After finally managing to gain access to an empty container, the first port of call was to clean it out and hunt down anything that would stop me from completing my work. I started off my cleaning the floor which was extremely dusty from having been used for storage, I damped it down with a cloth and then when it had dried I used the dustpan to get the excess dust.
Having not foreseen the speed in which I would be able to get into the container that week I was surprised that I was done cleaning as quickly as I was and long before Wednesday when I had organised for some help to line the container. This actually provided me with time to paint the floor of the container the colour I had selected. This colour matched the floor of the background that I am planning to mount on the back wall.
I had envisioned that this would be more than one coat so it was a positive thing that I was able to start early and get the first coat down. This also enabled me to see the colour on the floor and the effect it would have.
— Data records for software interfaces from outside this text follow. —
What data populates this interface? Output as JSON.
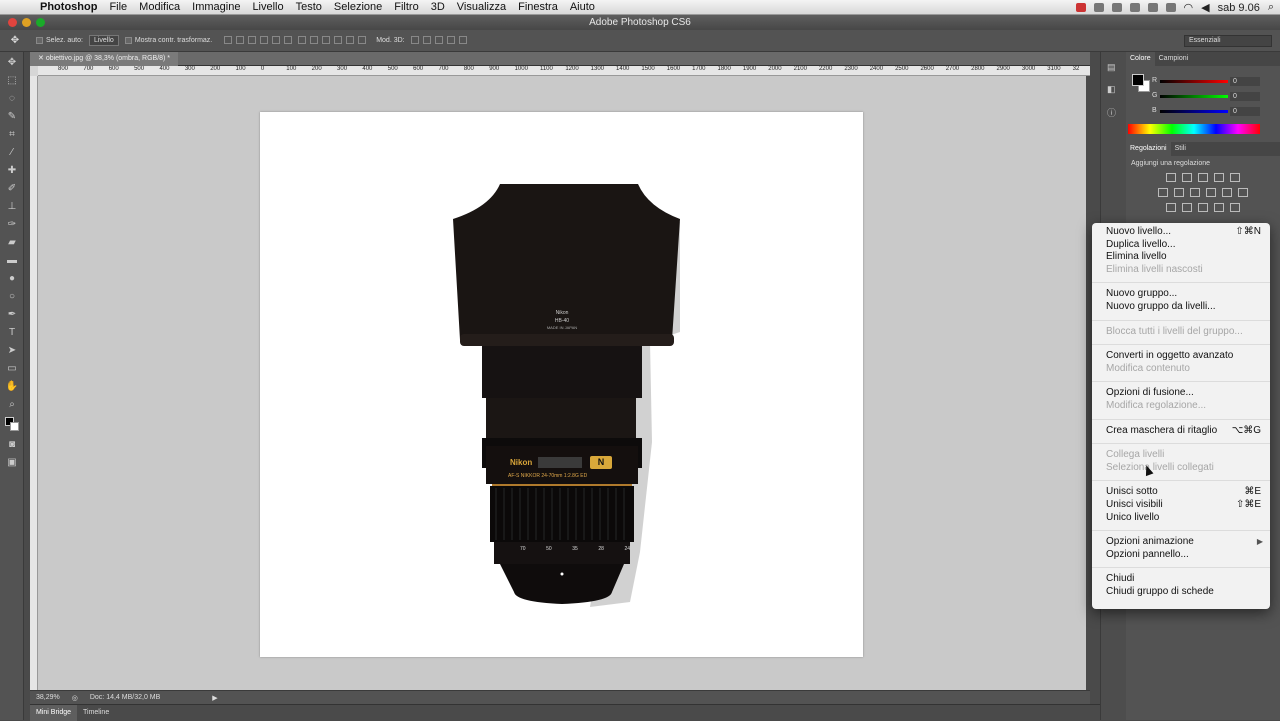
{
  "menubar": {
    "app_name": "Photoshop",
    "items": [
      "File",
      "Modifica",
      "Immagine",
      "Livello",
      "Testo",
      "Selezione",
      "Filtro",
      "3D",
      "Visualizza",
      "Finestra",
      "Aiuto"
    ],
    "clock": "sab 9.06"
  },
  "window": {
    "title": "Adobe Photoshop CS6"
  },
  "options_bar": {
    "auto_select_label": "Selez. auto:",
    "auto_select_value": "Livello",
    "transform_label": "Mostra contr. trasformaz.",
    "mode3d_label": "Mod. 3D:",
    "workspace": "Essenziali"
  },
  "document": {
    "tab_title": "obiettivo.jpg @ 38,3% (ombra, RGB/8) *",
    "ruler_ticks": [
      "800",
      "700",
      "600",
      "500",
      "400",
      "300",
      "200",
      "100",
      "0",
      "100",
      "200",
      "300",
      "400",
      "500",
      "600",
      "700",
      "800",
      "900",
      "1000",
      "1100",
      "1200",
      "1300",
      "1400",
      "1500",
      "1600",
      "1700",
      "1800",
      "1900",
      "2000",
      "2100",
      "2200",
      "2300",
      "2400",
      "2500",
      "2600",
      "2700",
      "2800",
      "2900",
      "3000",
      "3100",
      "32"
    ]
  },
  "lens": {
    "hood_brand": "Nikon",
    "hood_model": "HB-40",
    "hood_origin": "MADE IN JAPAN",
    "body_brand": "Nikon",
    "body_text": "AF-S NIKKOR 24-70mm 1:2.8G ED",
    "badge": "N",
    "focal_marks": [
      "70",
      "50",
      "35",
      "28",
      "24"
    ]
  },
  "status": {
    "zoom": "38,29%",
    "doc_info": "Doc: 14,4 MB/32,0 MB"
  },
  "bottom_tabs": [
    "Mini Bridge",
    "Timeline"
  ],
  "color_panel": {
    "tabs": [
      "Colore",
      "Campioni"
    ],
    "channels": [
      {
        "label": "R",
        "value": "0"
      },
      {
        "label": "G",
        "value": "0"
      },
      {
        "label": "B",
        "value": "0"
      }
    ]
  },
  "adjustments_panel": {
    "tabs": [
      "Regolazioni",
      "Stili"
    ],
    "heading": "Aggiungi una regolazione"
  },
  "context_menu": {
    "groups": [
      [
        {
          "label": "Nuovo livello...",
          "shortcut": "⇧⌘N",
          "enabled": true
        },
        {
          "label": "Duplica livello...",
          "shortcut": "",
          "enabled": true
        },
        {
          "label": "Elimina livello",
          "shortcut": "",
          "enabled": true
        },
        {
          "label": "Elimina livelli nascosti",
          "shortcut": "",
          "enabled": false
        }
      ],
      [
        {
          "label": "Nuovo gruppo...",
          "shortcut": "",
          "enabled": true
        },
        {
          "label": "Nuovo gruppo da livelli...",
          "shortcut": "",
          "enabled": true
        }
      ],
      [
        {
          "label": "Blocca tutti i livelli del gruppo...",
          "shortcut": "",
          "enabled": false
        }
      ],
      [
        {
          "label": "Converti in oggetto avanzato",
          "shortcut": "",
          "enabled": true
        },
        {
          "label": "Modifica contenuto",
          "shortcut": "",
          "enabled": false
        }
      ],
      [
        {
          "label": "Opzioni di fusione...",
          "shortcut": "",
          "enabled": true
        },
        {
          "label": "Modifica regolazione...",
          "shortcut": "",
          "enabled": false
        }
      ],
      [
        {
          "label": "Crea maschera di ritaglio",
          "shortcut": "⌥⌘G",
          "enabled": true
        }
      ],
      [
        {
          "label": "Collega livelli",
          "shortcut": "",
          "enabled": false
        },
        {
          "label": "Seleziona livelli collegati",
          "shortcut": "",
          "enabled": false
        }
      ],
      [
        {
          "label": "Unisci sotto",
          "shortcut": "⌘E",
          "enabled": true
        },
        {
          "label": "Unisci visibili",
          "shortcut": "⇧⌘E",
          "enabled": true
        },
        {
          "label": "Unico livello",
          "shortcut": "",
          "enabled": true
        }
      ],
      [
        {
          "label": "Opzioni animazione",
          "shortcut": "",
          "enabled": true,
          "submenu": true
        },
        {
          "label": "Opzioni pannello...",
          "shortcut": "",
          "enabled": true
        }
      ],
      [
        {
          "label": "Chiudi",
          "shortcut": "",
          "enabled": true
        },
        {
          "label": "Chiudi gruppo di schede",
          "shortcut": "",
          "enabled": true
        }
      ]
    ]
  }
}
On the Tuesday I was unable to put down another coat due to the weather.
Wednesday came around quickly and this is where with the help of two photography students I was able to mount the boards to the side of my container. We used the day to cut down the hardboard to the size of the container: there were 8 pieces in total. This involved measuring 232cm (the height of the container) and then cutting with a Stanley knife. This process took quite a long time and I was entrusted to do several of these on my own which was quite physically challenging.
Due to the nature of the container walls, it was suggested by Graham that I mounted wooden batons where the boards would fall on the walls and put some pins in to keep the joints straight and neat. We cut these wooden batons to 232cm and stuck them to the wall with metal mounting glue. In order that they would stick and be efficient we left them 12 hours to dry.
Coming back the next morning I was nervous to see what had happened in the container. Had the batons stuck? Would they be on the floor when I arrived? It was safe to say I was very nervous. Fortunately none of these problems actually occurred. The outcome was positive and the batons had stuck to the walls.
From here the job was relatively simple. We would add glue to the container wall and stick the hardboard pinning when necessary to the wooden batons. This came with little to no issues as the board adhered to the wall with ease using the glue and the pinning was simple to do. It actually gave a smoother line between the boards than I had previously envisioned.
Once all of the hardboard sides were mounted. I was suggested to use filler between some of the boards to obtain a stronger cohesion. The sections where the boards were slightly uneven were filled and then I sanded them down to obtain the desired effect.
Due to the transportation of the boards and their thickness I had brought some cork board that acted as a support. I did not want to waste this board so I had envisioned using it for the back board. We repeated the previous method gluing the baton, waiting and then gluing the wall. However on sticking this board it ripped the baton away from the wall due to its weight. This was somewhat of a setback as I had not foreseen that this would be the case. I was quite downhearted about this and took the initiative of deciding the best way to go forward would be to use another piece hardboard for the back wall as we were confident of its success. Although I was upset that it had failed, I knew at that point I could not dwell on that fact as it would never get done.
The end of the Friday saw us mount another baton and prepare the wall for Monday when we would mount the cut hardboard. I also finished by adding another coat to the floor and obtaining the knowledge another coat may be needed.
Here is a picture of the Container in its current progression.